Many people start their day with a caffeine hit before breakfast, and perhaps even reach for the coffee pot again when they get to the office. If, like me, you fall into this group, you may be pleased to hear that not one, but two studies have waxed lyrical about the benefits of the coffee bean to vision-related conditions in the last few weeks.
First, coffee lovers could rejoice when Portuguese researchers found that a daily dose of caffeine – combined with a diet rich in fruit, veg, fish and wholegrains, of course – could be key to reducing their risk of developing age-related macular degeneration (AMD) by a third.
Advancing on the mantra that you are what you eat, they reported this with the caveat that fruit consumption was also an important factor in their findings – people who eat 150 grams or more of fruit each day were at lower risk of developing the disease.
Over in Denmark, ophthalmologist and myopia researcher, Dr Trier Klaus was analysing a caffeine-related study of his own. He reported how a caffeine metabolite that he has been studying for almost two decades has shown promising results in myopia control.
And from coffee beans to leafy greens, and to some extent proving that you really can have too much of a good thing, is the case of a woman who was referred to a retinal clinic for crystal deposits in the macular regions of her eyes.
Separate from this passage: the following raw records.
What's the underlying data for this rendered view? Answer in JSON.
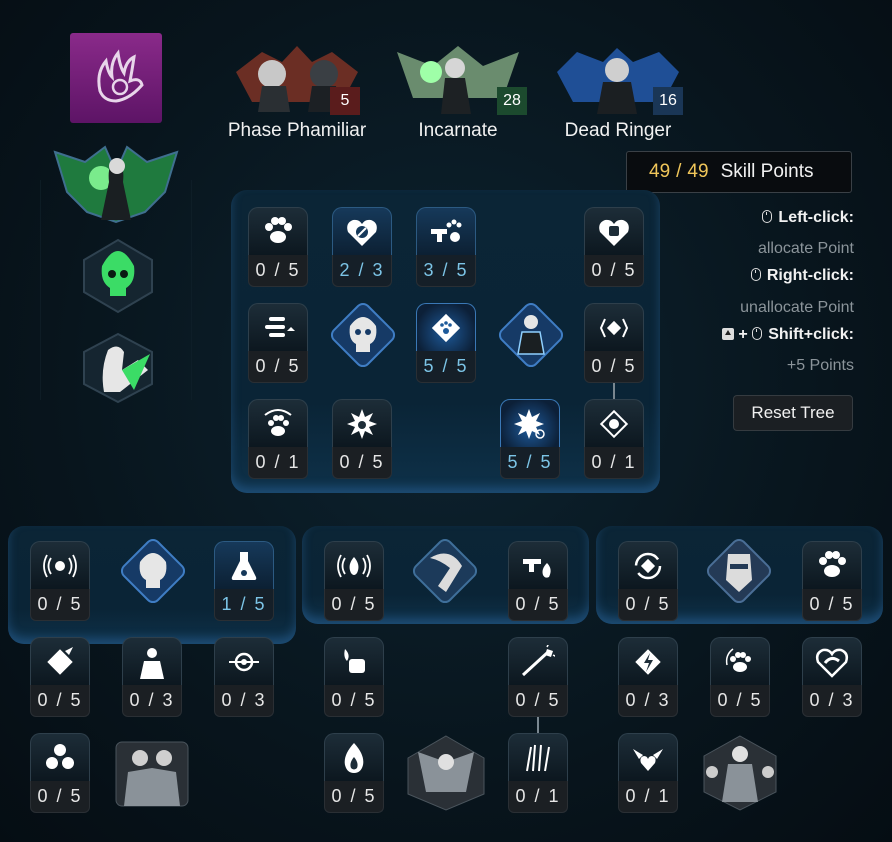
{
  "header": {
    "classes": [
      {
        "name": "Phase Phamiliar",
        "level": "5",
        "badge_color": "#5a1c1c"
      },
      {
        "name": "Incarnate",
        "level": "28",
        "badge_color": "#1c4a2e"
      },
      {
        "name": "Dead Ringer",
        "level": "16",
        "badge_color": "#1a3656"
      }
    ]
  },
  "skill_points": {
    "current": "49",
    "separator": "/",
    "max": "49",
    "label": "Skill Points"
  },
  "help": {
    "left_key": "Left-click:",
    "left_desc": "allocate Point",
    "right_key": "Right-click:",
    "right_desc": "unallocate Point",
    "shift_key": "Shift+click:",
    "shift_plus": "+",
    "shift_desc": "+5 Points"
  },
  "reset_label": "Reset Tree",
  "main_tree": {
    "row1": [
      {
        "value": "0 / 5",
        "icon": "paw-icon"
      },
      {
        "value": "2 / 3",
        "icon": "shield-heart-icon"
      },
      {
        "value": "3 / 5",
        "icon": "gun-paw-icon"
      },
      {
        "value": "0 / 5",
        "icon": "fist-heart-icon"
      }
    ],
    "row2": [
      {
        "value": "0 / 5",
        "icon": "bullets-icon"
      },
      {
        "value": "5 / 5",
        "icon": "diamond-paw-icon"
      },
      {
        "value": "0 / 5",
        "icon": "bracket-diamond-icon"
      }
    ],
    "row3": [
      {
        "value": "0 / 1",
        "icon": "paw-target-icon"
      },
      {
        "value": "0 / 5",
        "icon": "paw-burst-icon"
      },
      {
        "value": "5 / 5",
        "icon": "burst-gear-icon"
      },
      {
        "value": "0 / 1",
        "icon": "target-diamond-icon"
      }
    ]
  },
  "sub_trees": [
    {
      "row1": [
        {
          "value": "0 / 5",
          "icon": "biohazard-signal-icon"
        },
        {
          "value": "1 / 5",
          "icon": "flask-icon"
        }
      ],
      "row2": [
        {
          "value": "0 / 5",
          "icon": "diamond-claw-icon"
        },
        {
          "value": "0 / 3",
          "icon": "silhouette-icon"
        },
        {
          "value": "0 / 3",
          "icon": "crosshair-icon"
        }
      ],
      "row3": [
        {
          "value": "0 / 5",
          "icon": "biohazard-icon"
        }
      ]
    },
    {
      "row1": [
        {
          "value": "0 / 5",
          "icon": "fire-signal-icon"
        },
        {
          "value": "0 / 5",
          "icon": "gun-fire-icon"
        }
      ],
      "row2": [
        {
          "value": "0 / 5",
          "icon": "burning-fist-icon"
        },
        {
          "value": "0 / 5",
          "icon": "arrow-burst-icon"
        }
      ],
      "row3": [
        {
          "value": "0 / 5",
          "icon": "flame-icon"
        },
        {
          "value": "0 / 1",
          "icon": "claws-icon"
        }
      ]
    },
    {
      "row1": [
        {
          "value": "0 / 5",
          "icon": "cycle-diamond-icon"
        },
        {
          "value": "0 / 5",
          "icon": "paw-splash-icon"
        }
      ],
      "row2": [
        {
          "value": "0 / 3",
          "icon": "lightning-diamond-icon"
        },
        {
          "value": "0 / 5",
          "icon": "paw-drops-icon"
        },
        {
          "value": "0 / 3",
          "icon": "heart-swirl-icon"
        }
      ],
      "row3": [
        {
          "value": "0 / 1",
          "icon": "winged-heart-icon"
        }
      ]
    }
  ]
}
Despite having no history of AMD or vision issues, the woman in question had been consuming a morning broccoli, kale, spinach and avocado smoothie, as well as a daily 20mg lutein supplement for eight years.
After having the levels of the carotenoid in her serum, skin and retina measured, researchers reported double the levels present compared to a person not taking supplements. On quitting the supplement, the crystals in her eye slowly disappeared.
Typing this comment at my desk this morning with my breakfast in front of me, can you guess what I’m having? I’m seeing today’s green breakfast in a whole different light.